Study identifies risk factors for endometrial cancer
An analysis of 149 scientific studies has identified 24 genetic variants which predispose women to endometrial cancer.
The systematic review, led by Emma Crosbie, Professor of Gynaecological Oncology from The University of Manchester, part of the NIHR Manchester Biomedical Research Centre (BRC), could help scientists develop targeted screening and prevention strategies for women at greatest risk of the disease.
Although each genetic variant, called single nucleotide polymorphysms (SNPS), changes cancer risk by a small fraction, when all 24 variants are combined in a so-called polygenic risk score, women who score within the top 1% have a risk of endometrial cancer more than three times higher than the average risk.
Published in the Journal of Medical Genetics, the study is the most comprehensive systematic review carried out to critically appraise the evidence on genetic variants implicated in predisposition to endometrial cancer.
The team was based at The University of Manchester, University of Cambridge and Manchester University NHS Foundation Trust, and was funded by the NIHR Manchester BRC.
“Manchester BRC’s cancer prevention and early detection research is helping transform the latest scientific breakthroughs in endometrial cancer, into lifesaving screening and treatments for patients.” said Professor Crosbie, BRC Cancer Early Detection Lead.
“Because many of the studies carried out to date have been of variable quality, we felt it was important to understand more fully genetic predispositions to endometrial cancer. We hope our work will facilitate personalised risk assessment so that prevention and screening could be targeted more efficiently.”
She added: “These genetic variants linked to endometrial cancer risk are involved in cell survival, oestrogen metabolism and transcriptional control - when the information stored in our DNA is converted into instructions for making proteins or other molecules.
“Studies with larger cohorts are needed to identify more variants with genome-wide significance but until data from larger and more diverse cohorts are available, these twenty-four SNPs are the most robust common genetic variants that affect endometrial cancer risk.”
The research is an important milestone in the study of endometrial cancer, the sixth most commonly occurring cancer in women and the 15th most commonly occurring cancer overall according to the World Cancer Research Fund.
In the UK there are about 8,600 new cases per year according to Cancer Research UK.
The team searched 2,674 abstracts, narrowing them down to 149 papers which were eligible for inclusion in the study.
Specifically, genetic variants in HNF1B, KLF, EIF2AK, CYP19A1, SOX4 and MYC were strongly associated with the cancer.
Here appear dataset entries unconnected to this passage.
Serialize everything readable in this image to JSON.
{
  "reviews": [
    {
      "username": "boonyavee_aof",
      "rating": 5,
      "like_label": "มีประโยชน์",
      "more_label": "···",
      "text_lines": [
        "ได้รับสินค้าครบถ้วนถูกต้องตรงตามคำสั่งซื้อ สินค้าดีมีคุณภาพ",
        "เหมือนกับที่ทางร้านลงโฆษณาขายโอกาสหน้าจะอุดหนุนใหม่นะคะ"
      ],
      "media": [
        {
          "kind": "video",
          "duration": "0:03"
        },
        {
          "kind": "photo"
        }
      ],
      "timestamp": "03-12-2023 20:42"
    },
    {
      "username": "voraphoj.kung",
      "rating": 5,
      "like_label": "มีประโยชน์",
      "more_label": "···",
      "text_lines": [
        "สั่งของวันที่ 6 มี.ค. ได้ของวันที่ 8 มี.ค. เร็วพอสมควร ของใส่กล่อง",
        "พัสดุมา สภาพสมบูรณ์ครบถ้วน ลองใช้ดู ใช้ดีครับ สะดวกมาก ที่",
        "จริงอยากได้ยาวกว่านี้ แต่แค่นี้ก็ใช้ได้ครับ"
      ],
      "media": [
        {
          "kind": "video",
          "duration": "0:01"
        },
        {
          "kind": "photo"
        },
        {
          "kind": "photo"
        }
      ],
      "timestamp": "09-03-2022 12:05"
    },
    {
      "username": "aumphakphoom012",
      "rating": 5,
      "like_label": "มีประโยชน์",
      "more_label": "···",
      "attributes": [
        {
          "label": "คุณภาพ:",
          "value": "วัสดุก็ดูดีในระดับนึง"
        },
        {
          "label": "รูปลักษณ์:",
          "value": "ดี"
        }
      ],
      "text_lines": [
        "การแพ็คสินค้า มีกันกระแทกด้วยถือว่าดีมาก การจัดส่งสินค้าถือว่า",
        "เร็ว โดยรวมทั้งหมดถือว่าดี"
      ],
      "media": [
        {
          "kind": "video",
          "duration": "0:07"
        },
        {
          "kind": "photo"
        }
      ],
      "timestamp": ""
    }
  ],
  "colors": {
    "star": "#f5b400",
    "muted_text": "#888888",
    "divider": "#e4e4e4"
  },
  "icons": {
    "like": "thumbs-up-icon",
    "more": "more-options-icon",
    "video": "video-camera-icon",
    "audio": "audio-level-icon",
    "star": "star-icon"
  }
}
Nineteen variants were reported with genome-wide significance and a further five with suggestive significance.
They found no convincing evidence for the widely studied MDM2 variant rs2279744 as a risk factor.